[The Mohars used chariots
in their journeys. This is positively
known from the papyrus Anastasi I. which vividly describes the
hardships experienced by a Mohar while travelling through Syria.]
and he got on horseback, and held the reins.”
None of Pentaur’s men, except his red-bearded friend, was more to him than a mere hired servant, and he usually preferred to ride alone, apart from the little troop, musing on the past—seldom on the future—and generally observing all that lay on his way with a keen eye. They soon reached Lebanon; between it and and Lebanon a road led through the great Syrian valley. It rejoiced him to see with his own eyes the distant shimmer of the white snow-capped peaks, of which he had often heard warriors talk.
The country between the two mountain ranges was rich and fruitful, and from the heights waterfalls and torrents rushed into the valley. Many villages and towns lay on his road, but most of them had been damaged in the war. The peasants had been robbed of their teams of cattle, the flocks had been driven off from the shepherds, and when a vine-dresser, who was training his vine saw the little troop approaching, he fled to the ravines and forests.
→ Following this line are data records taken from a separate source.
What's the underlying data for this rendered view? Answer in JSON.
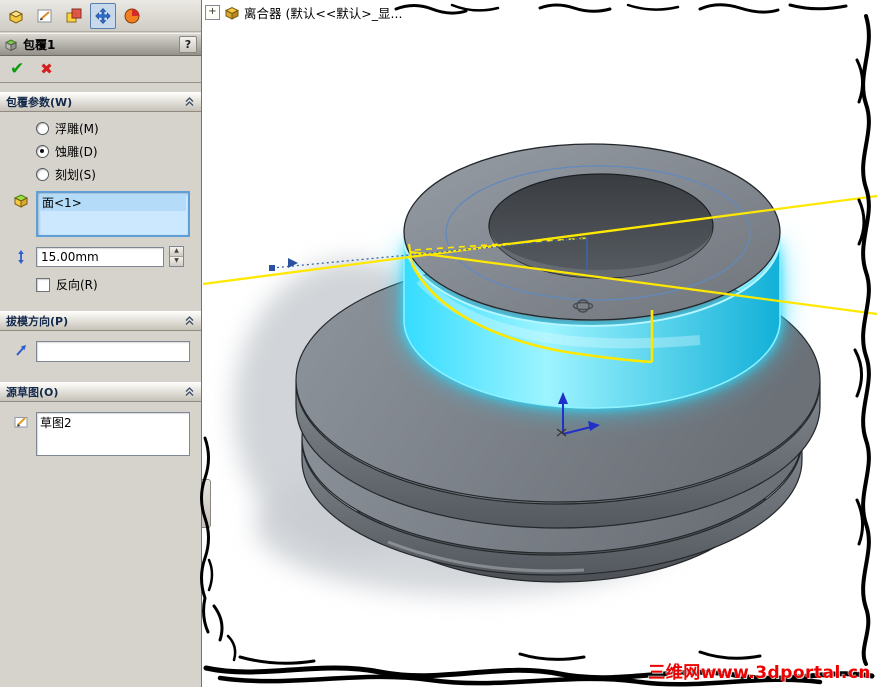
{
  "colors": {
    "panel_bg": "#d6d3cd",
    "selection_blue_fill": "#cbe8ff",
    "selection_blue_border": "#5e9fd8",
    "highlight_cyan": "#2bd9fe",
    "sketch_yellow": "#ffe800",
    "sketch_blue": "#3a66a8",
    "watermark_red": "#ee0000",
    "ok_green": "#0d9c0d",
    "cancel_red": "#d42020"
  },
  "toolbar": {
    "icons": [
      "features-tool-icon",
      "sketch-tool-icon",
      "display-tool-icon",
      "move-tool-icon",
      "render-tool-icon"
    ]
  },
  "property_manager": {
    "title": "包覆1",
    "help_label": "?",
    "ok_glyph": "✔",
    "cancel_glyph": "✖",
    "wrap_params": {
      "header": "包覆参数(W)",
      "radios": [
        {
          "label": "浮雕(M)",
          "checked": false
        },
        {
          "label": "蚀雕(D)",
          "checked": true
        },
        {
          "label": "刻划(S)",
          "checked": false
        }
      ],
      "face_value": "面<1>",
      "depth_value": "15.00mm",
      "spin_up": "▲",
      "spin_down": "▼",
      "reverse": {
        "label": "反向(R)",
        "checked": false
      }
    },
    "draft_direction": {
      "header": "拔模方向(P)",
      "value": ""
    },
    "source_sketch": {
      "header": "源草图(O)",
      "value": "草图2"
    }
  },
  "viewport": {
    "tree_label": "离合器 (默认<<默认>_显...",
    "expander_glyph": "+"
  },
  "watermark": {
    "text": "三维网www.3dportal.cn"
  }
}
The traces of the plough and the spade were everywhere visible, but the fields were for the most part not sown; the young peasants were under arms, the gardens and meadows were trodden down by soldiers, the houses and cottages plundered and destroyed, or burnt. Everything bore the trace of the devastation of the war, only the oak and cedar forests lorded it proudly over the mountain-slopes, planes and locust-trees grew in groves, and the gorges and rifts of the thinly-wooded limestone hills, which bordered the fertile low-land, were filled with evergreen brushwood.
At this time of year everything was moist and well-watered, and Pentaur compared the country with Egypt, and observed how the same results were attained here as there, but by different agencies. He remembered that morning on Sinai, and said to himself again: “Another God than ours rules here, and the old masters were not wrong who reviled godless strangers, and warned the uninitiated, to whom the secret of the One must remain unrevealed, to quit their home.”
The nearer he approached the king’s camp, the more vividly he thought of Bent-Anat, and the faster his heart beat from time to time when he thought of his meeting with the king. On the whole he was full of cheerful confidence, which he felt to be folly, and which nevertheless he could not repress.
Ameni had often blamed him for his too great diffidence and his want of ambition, when he had willingly let others pass him by. He remembered this now, and smiled and understood himself less than ever, for though he resolutely repeated to himself a hundred times that he was a low-born, poor, and excommunicated priest, the feeling would not be smothered that he had a right to claim Bent-Anat for his own.